Johnson & Johnson is under fire in a recent class action lawsuit for allegedly misleading consumers about the effectiveness of their Tylenol Rapid Release Gelcaps.
In 2005, Tylenol® Extra Strength Rapid Release Gels were introduced to the American public as “specially designed” gelcaps “with holes to allow [for] the release of powerful medicine even faster than before.” Three years later, Tylenol® PM Rapid Release Gels were launched with the same promises.
But plaintiff Eduardo Hernandez of Moreno Valley, California says the claims that Tylenol Rapid Release Gelcaps don’t live up to J&J’s promise because they don’t actually work faster than other acetaminophen products. Specifically, Hernandez says that despite what J&J’s marketing and labeling would have consumers believe, the term “rapid release” does not actually mean that the drug works faster for consumers than non-rapid release products.

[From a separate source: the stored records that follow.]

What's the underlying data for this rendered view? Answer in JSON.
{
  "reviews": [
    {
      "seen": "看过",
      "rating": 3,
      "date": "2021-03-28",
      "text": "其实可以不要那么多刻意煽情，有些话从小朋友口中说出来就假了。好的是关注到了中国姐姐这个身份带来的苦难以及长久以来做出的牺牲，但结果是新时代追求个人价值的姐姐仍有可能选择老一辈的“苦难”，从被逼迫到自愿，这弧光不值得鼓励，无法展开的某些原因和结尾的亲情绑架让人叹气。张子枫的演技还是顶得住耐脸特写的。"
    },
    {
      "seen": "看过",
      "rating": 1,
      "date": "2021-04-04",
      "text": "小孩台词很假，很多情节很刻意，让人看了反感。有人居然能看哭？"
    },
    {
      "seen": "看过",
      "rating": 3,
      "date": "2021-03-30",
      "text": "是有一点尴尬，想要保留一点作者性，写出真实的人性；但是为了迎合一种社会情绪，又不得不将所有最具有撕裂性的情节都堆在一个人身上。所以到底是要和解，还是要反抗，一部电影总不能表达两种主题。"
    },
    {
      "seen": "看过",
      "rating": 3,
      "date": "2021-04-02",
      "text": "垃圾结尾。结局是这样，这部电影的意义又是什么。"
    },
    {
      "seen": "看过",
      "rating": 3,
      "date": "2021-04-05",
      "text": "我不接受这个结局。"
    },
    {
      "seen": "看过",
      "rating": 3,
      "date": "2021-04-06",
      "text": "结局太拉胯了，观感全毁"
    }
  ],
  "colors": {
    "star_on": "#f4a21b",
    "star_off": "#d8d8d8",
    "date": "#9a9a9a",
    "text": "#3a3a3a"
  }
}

Tylenol® is the well-recognized and trusted brand name of acetaminophen. Acetaminophen, also called paracetamol or N-acetyl-paraaminophenol (APAP), is an over-the-counter pain reliever and fever reducer that comes in a variety of forms: liquid suspension, tablets, capsules, and gelcaps. In any form, acetaminophen is used to treat a variety of common conditions including headaches, muscle aches, arthritis, backaches, toothaches, colds, fevers, acute pain, chronic pain, etc. Typically, it is the first treatment recommended for any mild to moderate pain. Therefore, acetaminophen is one of the most commonly used drugs in the world when it comes to pain mitigation
Johnson & Johnson touts that its’ Tylenol Extra Strength rapid release gelcaps are “specially designed…to allow the release of powerful medicine even faster than before.” J&J also made the same “even faster than before” claim in its several of its advertising campaigns.
However, according to the complaint, J&J has long known that traditional, non-rapid release acetaminophen products can be equally effective in the same, if not faster, time period than its Tylenol® rapid release gelcaps. In fact, a new study demonstrates that Tylenol® rapid release gelcaps dissolve slower than J&J’s non-rapid release products. Yet, J&J charges a premium for its Tylenol rapid release gelcaps.
For example, currently at Walgreens, a regularly priced 100 count bottle of Tylenol® Extra Strength Rapid Release gels costs $11.49, while a regularly priced 100 count bottle of Tylenol® Extra Strength caplets costs $10.49 and a regularly priced 100 count bottle of Tylenol® Regular Strength tablets costs $9.49.
“J&J knew or should have known that Tylenol Rapid Release Gelcaps did not work faster than its other products, J&J falsely marketed the Rapid Release Gelcaps as providing the same effective medicine as its other Tylenol® products, but faster than ever before in order to induce unwitting consumers to buy the Class Rapid Release Gelcaps for a premium price – a price that exceeded the actual value of the product,” the Tylenol class action lawsuit states.
Hernandez says that he and other Class Members would not have purchased Tylenol Rapid Relase Gelcaps had Johnson & Johnson disclosed accurate information about the pain reliever. He is seeking to represent a proposed Class of consumers who purchased Tylenol Rapid Release Gelcaps in California.
Hernandez is represented by Crystal Foley and Mitchel M. Breit of Simmons Hanly Conroy.
The Tylenol Rapid Release Gelcaps Class Action Lawsuit is Hernandez v. Johnson & Johnson Consumer Inc. Case No. 5:18-cv-02422, in the U.S. District Court for the Central District of California, Eastern Division.